In a phone conversation with U.S. President George W. Bush, Putin pledged that "all necessary efforts will be made for an objective investigation into the tragic death" of the journalist, the Kremlin said.
Putin's remarks were his first statement on the slaying, since Politkovskaya, a 48-year-old award-winning reporter who uncovered abuses against civilians in Chechnya, was gunned down in her apartment building Saturday in an apparent contract killing.
Her newspaper has offered a million-dollar reward for information that would help solve the crime, which provoked worldwide condemnation and shone the spotlight on Russia as one of the most dangerous countries for journalists.
Her colleagues said she had been working on a story about torture and abductions in the war-ravaged southern province — abuses she blamed on Moscow-backed Chechen Prime Minister Ramzan Kadyrov. "I dream of seeing him tried," she said in an interview several days before her death.

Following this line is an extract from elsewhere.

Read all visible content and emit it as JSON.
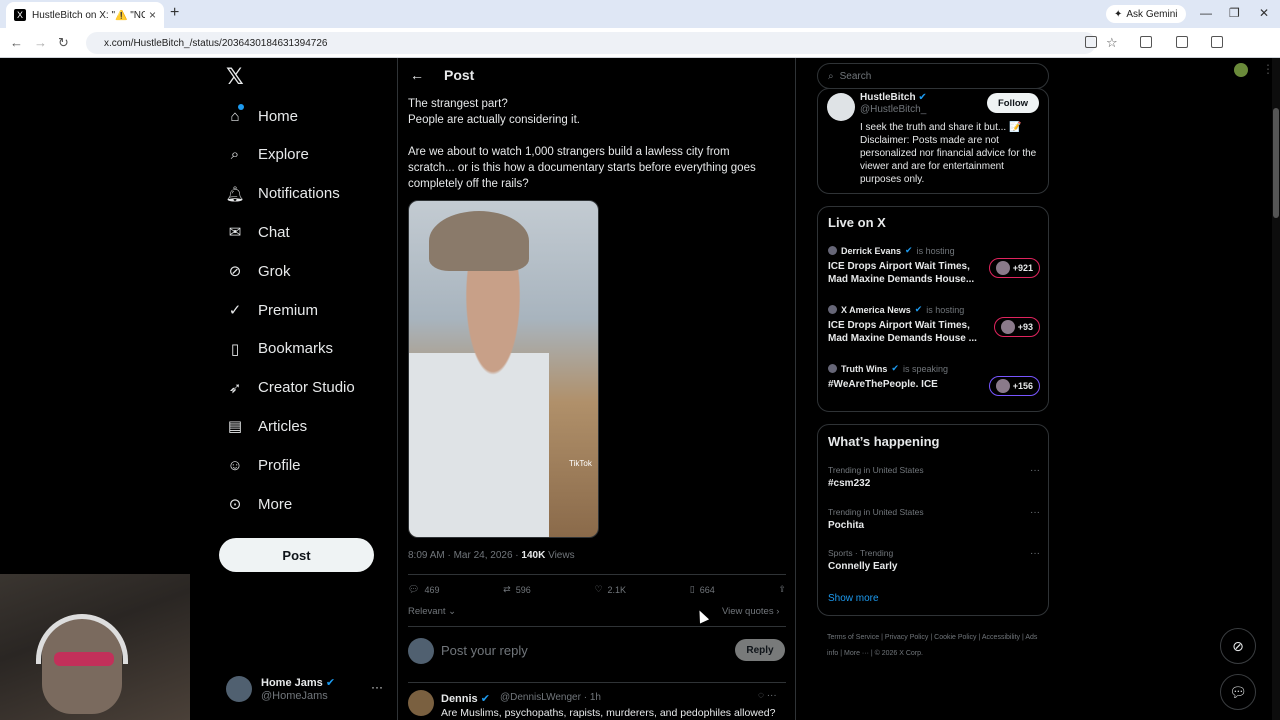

The semiweekly newspaper Novaya Gazeta, where Politkovskaya had worked, on Monday published a special edition, listing Politkovskaya's major publications and inquiring into the cause of her killing.
The paper also said in a statement that the killing was either revenge by Kadyrov or an attempt to discredit him.
Kadyrov expressed condolences over Politkovskaya's death, and denied any "Chechen trace" in the killing.
"It is hearsay and rumors, which don't show either politicians or the media in a good light," Kadyrov was quoted as saying by the Vremya Novostei daily.
Prosecutor-General Yury Chaika has taken personal charge of the investigation, but Politkovskaya's colleagues have expressed doubts the murder will ever be solved.
Russia is the third most deadly country for journalists, after Iraq and Algeria, according to the New York-based Committee to Protect Journalists, which says Politkovskaya was at least the 43rd journalist killed for her work in Russia since 1993.
Novaya Gazeta announced a 25 million ruble (US$929,700, euro737,800) reward for information on the slaying and pledged to conduct an independent probe.
Investigators had originally said the attacker was believed to have acted alone, but Kommersant reported Monday he possibly had an accomplice, a woman in her thirties, who helped him follow the victim from the grocery store.
Coroners possessed a composite sketch of the killer who was wearing a cap based on footage recorded by a security camera at Politkovskaya's apartment building and police were hunting for the suspects Monday.
U.S. President George W. Bush joined the international chorus of condemnation.
"Like many Russians, Americans were shocked and saddened by the brutal murder of Anna Politkovskaya, a fearless investigative journalist, highly respected in both Russia and the United States," Bush said Sunday.
"We urge the Russian Government to conduct a vigorous and thorough investigation to bring to justice those responsible for her murder."
Among others, the European Union and the Council of Europe rights watchdog have also expressed their condolences and called for a far-reaching probe.
In Germany, where Putin heads Tuesday for a summit with Chancellor Angela Merkel, Foreign Ministry spokesman Martin Jaeger said the killers and those behind the slaying must be found and punished. "Beyond that ... it is the task of a government to ensure that a climate of fear in which press freedom cannot develop does not arise in a country," he said.
Politkovskaya's death was the most high-profile slaying of a journalist in Russia since the July 2004 assassination of Paul Klebnikov, the U.S.-born editor of the Russian edition of Forbes magazine.
Politkovskaya, whom Vremya Novostei described as a member of a disappearing breed of courageous investigative reporters, will be buried in Moscow on Tuesday.